The Ohio Supreme Court has agreed with a winery’s argument that it is exempt from local zoning regulations. The ruling not only benefits the northeast Ohio winery but the entire agriculture industry.
“This is another example of townships trying to zone out or regulate certain types of agriculture. This is a favorable result for viticulture because it recognizes that viticulture is an agricultural activity and that township residents have a right to farm,” said Chad Endsley, Ohio Farm Bureau’s director of agricultural law. Ohio Farm Bureau filed an amicus brief in the case in 2009.
The case involved Myrddin Winery, a small winery in a residential area of Lake Milton in Mahoning County. Farm Bureau member Gayle Sperry and her son and daughter-in-law went to the township to ask what permits were needed to start the winery. They were told the business was allowed and did not need a permit. The Sperrys then got the necessary state and federal permits and started their business.
Their residential property had 20 grape vines and 12 of them were harvested. The family obtained grapes and grape juice from other sources and destemmed, crushed and fermented the grapes. They then bottled, aged and sold the wine on their property along with shelf-stable foods.
After officials received complaints from a couple of neighbors, the township decided that the Sperrys’ operation was not a proper use of agriculture because only 5 percent of the grapes used to produce the wine came from the vines on the residential property. The township said the operation should be labeled a restaurant or retail business, which was not allowed in residential areas. Both the Mahoning County Court of Appeals and the Seventh District Court of Appeals agreed with the township’s argument that since the primary use of the property was not growing grapes but making and selling wine that it was not an agricultural exemption from township zoning.
The Ohio Supreme Court, however, said state law clearly spells out that viticulture does not need to be the primary function on a property that is making wine and reversed the lower courts’ rulings. The high court said the language in state law was “clear and unambiguous.”
“There is no requirement (in Ohio’s Revised Code) that the vinting and selling of wine be a secondary or subordinate use of the property or that viticulture be the primary use of the property. A township may not prohibit the use of a property for vinting and selling wine if any part of the property is used for viticulture,” the Ohio Supreme Court said in its ruling.
“Had the legislature intended there to be thresholds for vineyards, they would have provided it. Wine making is a growing industry in Ohio and this is an important ruling because it supports the wine industry and it continues to protect agricultural practices from being regulated by townships,” Endsley said.
“This is a great win for Ohio agriculture,” said David Pennington of Wright Law Co. who represented the Sperrys. “The Ohio legislature has consistently supported the right to farm in Ohio and this decision is a strong affirmation of that intent by Ohio’s highest court.

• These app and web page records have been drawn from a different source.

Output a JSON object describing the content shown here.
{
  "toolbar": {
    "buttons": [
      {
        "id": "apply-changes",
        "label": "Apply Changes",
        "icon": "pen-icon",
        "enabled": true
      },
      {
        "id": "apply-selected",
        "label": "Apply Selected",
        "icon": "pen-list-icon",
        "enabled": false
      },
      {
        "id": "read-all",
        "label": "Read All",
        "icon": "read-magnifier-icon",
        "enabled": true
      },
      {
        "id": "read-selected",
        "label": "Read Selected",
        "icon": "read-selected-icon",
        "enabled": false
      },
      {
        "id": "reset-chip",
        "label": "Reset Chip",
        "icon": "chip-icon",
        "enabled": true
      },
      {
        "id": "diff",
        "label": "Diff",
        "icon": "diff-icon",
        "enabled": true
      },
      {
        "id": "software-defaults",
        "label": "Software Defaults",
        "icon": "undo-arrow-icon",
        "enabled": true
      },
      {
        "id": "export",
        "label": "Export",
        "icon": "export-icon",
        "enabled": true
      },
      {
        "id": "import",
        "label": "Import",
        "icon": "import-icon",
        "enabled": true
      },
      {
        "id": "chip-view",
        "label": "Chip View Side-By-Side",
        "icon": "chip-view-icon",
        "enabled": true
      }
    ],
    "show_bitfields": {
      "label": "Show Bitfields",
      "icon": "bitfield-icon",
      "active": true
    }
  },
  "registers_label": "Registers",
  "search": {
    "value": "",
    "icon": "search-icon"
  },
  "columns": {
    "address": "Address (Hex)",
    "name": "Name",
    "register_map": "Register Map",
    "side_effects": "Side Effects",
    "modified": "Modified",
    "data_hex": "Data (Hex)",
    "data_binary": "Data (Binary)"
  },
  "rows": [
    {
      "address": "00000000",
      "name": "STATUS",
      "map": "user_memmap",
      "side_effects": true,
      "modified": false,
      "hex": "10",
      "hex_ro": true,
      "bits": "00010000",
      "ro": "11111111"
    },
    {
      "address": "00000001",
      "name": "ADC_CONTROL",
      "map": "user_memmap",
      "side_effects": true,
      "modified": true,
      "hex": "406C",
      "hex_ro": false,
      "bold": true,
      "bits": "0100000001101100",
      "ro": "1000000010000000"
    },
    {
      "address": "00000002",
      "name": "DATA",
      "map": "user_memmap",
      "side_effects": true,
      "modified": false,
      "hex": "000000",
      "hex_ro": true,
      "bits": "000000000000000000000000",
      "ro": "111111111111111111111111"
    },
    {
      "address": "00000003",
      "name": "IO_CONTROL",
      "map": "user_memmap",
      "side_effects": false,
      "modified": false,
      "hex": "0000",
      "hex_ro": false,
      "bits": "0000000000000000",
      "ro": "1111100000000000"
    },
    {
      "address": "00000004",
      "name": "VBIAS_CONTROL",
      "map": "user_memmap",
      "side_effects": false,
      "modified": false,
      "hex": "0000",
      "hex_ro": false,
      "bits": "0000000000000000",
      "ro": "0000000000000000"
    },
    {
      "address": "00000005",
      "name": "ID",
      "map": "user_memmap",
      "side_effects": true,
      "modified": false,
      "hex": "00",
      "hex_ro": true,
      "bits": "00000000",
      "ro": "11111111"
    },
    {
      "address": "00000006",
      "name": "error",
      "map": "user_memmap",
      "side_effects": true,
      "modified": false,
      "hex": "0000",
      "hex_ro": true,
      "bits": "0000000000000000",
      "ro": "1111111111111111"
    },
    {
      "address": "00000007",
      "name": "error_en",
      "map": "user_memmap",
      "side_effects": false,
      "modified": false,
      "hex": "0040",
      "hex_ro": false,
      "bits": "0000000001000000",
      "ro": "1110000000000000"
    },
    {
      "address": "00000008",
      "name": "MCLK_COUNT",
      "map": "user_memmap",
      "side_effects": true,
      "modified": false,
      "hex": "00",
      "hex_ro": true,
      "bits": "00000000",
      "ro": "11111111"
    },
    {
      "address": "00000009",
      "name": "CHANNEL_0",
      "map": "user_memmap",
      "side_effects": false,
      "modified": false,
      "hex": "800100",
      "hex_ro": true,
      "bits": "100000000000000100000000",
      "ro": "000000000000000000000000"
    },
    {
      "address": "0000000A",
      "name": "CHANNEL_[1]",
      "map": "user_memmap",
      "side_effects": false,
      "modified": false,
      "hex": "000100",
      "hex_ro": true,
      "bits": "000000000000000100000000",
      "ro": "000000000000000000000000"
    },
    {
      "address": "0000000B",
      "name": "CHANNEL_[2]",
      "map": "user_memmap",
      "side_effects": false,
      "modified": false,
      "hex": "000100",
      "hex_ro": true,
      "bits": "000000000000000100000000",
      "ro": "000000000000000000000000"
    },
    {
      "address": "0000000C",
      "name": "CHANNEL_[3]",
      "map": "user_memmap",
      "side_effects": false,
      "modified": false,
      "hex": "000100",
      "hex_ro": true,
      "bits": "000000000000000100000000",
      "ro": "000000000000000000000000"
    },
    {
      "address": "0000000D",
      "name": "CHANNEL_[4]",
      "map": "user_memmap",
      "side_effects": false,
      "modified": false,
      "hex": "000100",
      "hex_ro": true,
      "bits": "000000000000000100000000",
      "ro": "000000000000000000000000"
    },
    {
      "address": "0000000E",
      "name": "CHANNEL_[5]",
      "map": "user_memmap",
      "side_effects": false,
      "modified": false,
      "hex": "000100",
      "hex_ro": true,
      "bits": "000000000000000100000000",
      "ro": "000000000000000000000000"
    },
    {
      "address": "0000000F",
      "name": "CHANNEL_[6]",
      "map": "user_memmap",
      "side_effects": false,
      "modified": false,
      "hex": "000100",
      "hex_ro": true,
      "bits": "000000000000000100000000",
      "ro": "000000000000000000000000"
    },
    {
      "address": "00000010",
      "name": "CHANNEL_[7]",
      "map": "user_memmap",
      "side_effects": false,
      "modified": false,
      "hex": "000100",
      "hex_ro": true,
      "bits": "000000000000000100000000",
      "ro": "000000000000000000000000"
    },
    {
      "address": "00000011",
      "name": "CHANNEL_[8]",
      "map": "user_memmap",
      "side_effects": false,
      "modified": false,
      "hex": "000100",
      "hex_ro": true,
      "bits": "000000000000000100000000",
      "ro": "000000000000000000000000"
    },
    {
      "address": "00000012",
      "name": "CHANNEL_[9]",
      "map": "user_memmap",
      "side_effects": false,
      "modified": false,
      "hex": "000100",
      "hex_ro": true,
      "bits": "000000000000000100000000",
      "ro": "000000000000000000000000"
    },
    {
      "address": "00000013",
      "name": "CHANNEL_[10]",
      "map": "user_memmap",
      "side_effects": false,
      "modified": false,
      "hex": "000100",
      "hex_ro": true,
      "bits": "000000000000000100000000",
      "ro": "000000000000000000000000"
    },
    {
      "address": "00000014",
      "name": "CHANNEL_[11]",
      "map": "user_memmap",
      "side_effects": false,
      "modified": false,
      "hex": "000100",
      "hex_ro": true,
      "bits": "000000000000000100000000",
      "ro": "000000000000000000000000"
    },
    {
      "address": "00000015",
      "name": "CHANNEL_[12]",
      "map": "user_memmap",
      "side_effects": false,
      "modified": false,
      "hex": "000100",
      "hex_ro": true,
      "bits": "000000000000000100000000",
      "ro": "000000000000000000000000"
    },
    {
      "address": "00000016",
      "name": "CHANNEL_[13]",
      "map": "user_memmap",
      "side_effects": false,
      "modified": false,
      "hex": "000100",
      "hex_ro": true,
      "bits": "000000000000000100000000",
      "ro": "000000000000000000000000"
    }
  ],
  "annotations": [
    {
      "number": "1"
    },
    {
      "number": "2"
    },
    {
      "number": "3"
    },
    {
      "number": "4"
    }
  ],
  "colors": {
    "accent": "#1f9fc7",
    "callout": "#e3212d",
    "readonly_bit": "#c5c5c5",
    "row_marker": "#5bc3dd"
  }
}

Farm Bureau fights for that right every day and I have greatly appreciated their support throughout this litigation.”